I got to play Dragon Heresy in a game run by a young lady my own system on Friday. She’d either never or rarely GM’d before. She decided to run in my book, as her dad was a supporter of both the original Lost Hall as well as Dragon Heresy. My take-aways?
- The world is compelling and immersive. She grabbed on to the details and hooks provided by the map of Torengar every bit as much as I’d hoped.
- Northwatch really is a compelling spot on that map, and I’m glad my upcoming release will detail the heck out of it
- The grappling system, also available as a stand-alone in Dungeon Grappling, really is that good. Everyone got it, everyone used it, no complaints. Seamless.
- It was amenable to fast play in a two hour session by a new GM. So very accessible.
- The final confrontation was not combat; she ran a nifty scenario where we had to play against Loki himself. I showed her the flyting rules after the fact, and she really liked them.
To be Improved
- The real area that stuck out as a stumbling point was a stumbling point on remembering that a swift attack (like an arrow from a bow) is quite nasty: it only has to meet the lower Threat DC unless the target has a shield.
- It didn’t come up much, but the decision to employ a Frantic Defense to avoid taking wounds if a target is attacked and its Hit DC is exceeded happens before armor is subtracted.
- The ranged combat tweaks in general are more extensive than melee.
There’s an obvious fix for this: a short flowchart. Ideally something that fits on a 3×5 or playing card. Once you get the system, it’s very smooth. But a quick reference for ranged and melee combat that would fit on the back of a playing card is now on my radar.
All in all, she designed and executed a two-hour scenario that finished in two hours, which is amazing for a new GM, so well done to her on that.

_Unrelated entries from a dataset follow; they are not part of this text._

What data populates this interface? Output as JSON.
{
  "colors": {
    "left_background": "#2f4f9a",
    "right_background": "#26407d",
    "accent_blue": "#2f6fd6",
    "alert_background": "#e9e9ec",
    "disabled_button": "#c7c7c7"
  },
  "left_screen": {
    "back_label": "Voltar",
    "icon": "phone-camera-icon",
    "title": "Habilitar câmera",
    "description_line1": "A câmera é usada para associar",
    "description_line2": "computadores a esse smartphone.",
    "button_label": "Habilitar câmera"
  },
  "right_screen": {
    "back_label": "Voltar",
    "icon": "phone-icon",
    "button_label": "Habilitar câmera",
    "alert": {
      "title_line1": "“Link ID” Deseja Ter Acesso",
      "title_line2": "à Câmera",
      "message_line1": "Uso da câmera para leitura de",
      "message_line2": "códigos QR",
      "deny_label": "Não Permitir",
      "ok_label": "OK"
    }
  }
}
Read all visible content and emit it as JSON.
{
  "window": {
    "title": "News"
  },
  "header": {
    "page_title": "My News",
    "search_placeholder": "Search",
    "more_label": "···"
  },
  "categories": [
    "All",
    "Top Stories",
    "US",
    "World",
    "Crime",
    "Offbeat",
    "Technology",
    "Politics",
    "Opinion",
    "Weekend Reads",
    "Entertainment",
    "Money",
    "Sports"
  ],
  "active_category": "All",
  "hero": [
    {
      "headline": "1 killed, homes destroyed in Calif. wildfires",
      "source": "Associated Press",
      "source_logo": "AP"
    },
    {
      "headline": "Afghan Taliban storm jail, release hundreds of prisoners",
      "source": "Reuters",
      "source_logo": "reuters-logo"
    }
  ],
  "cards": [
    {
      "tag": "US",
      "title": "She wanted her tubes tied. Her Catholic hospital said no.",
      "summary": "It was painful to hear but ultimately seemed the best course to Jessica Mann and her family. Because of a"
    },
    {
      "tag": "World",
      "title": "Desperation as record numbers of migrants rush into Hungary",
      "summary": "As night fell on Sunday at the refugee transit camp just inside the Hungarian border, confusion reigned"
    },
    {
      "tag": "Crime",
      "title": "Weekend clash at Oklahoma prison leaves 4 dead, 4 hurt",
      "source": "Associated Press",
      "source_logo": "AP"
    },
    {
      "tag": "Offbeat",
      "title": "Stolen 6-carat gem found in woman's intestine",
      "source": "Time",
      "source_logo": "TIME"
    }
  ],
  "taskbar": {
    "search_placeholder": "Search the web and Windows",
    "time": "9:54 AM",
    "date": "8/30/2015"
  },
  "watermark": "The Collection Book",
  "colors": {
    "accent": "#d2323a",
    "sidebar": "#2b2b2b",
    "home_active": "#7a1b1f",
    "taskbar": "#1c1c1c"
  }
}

As for my part, I kept my promise. I answered questions where prompted, she ran the game, and I shut up and played my character.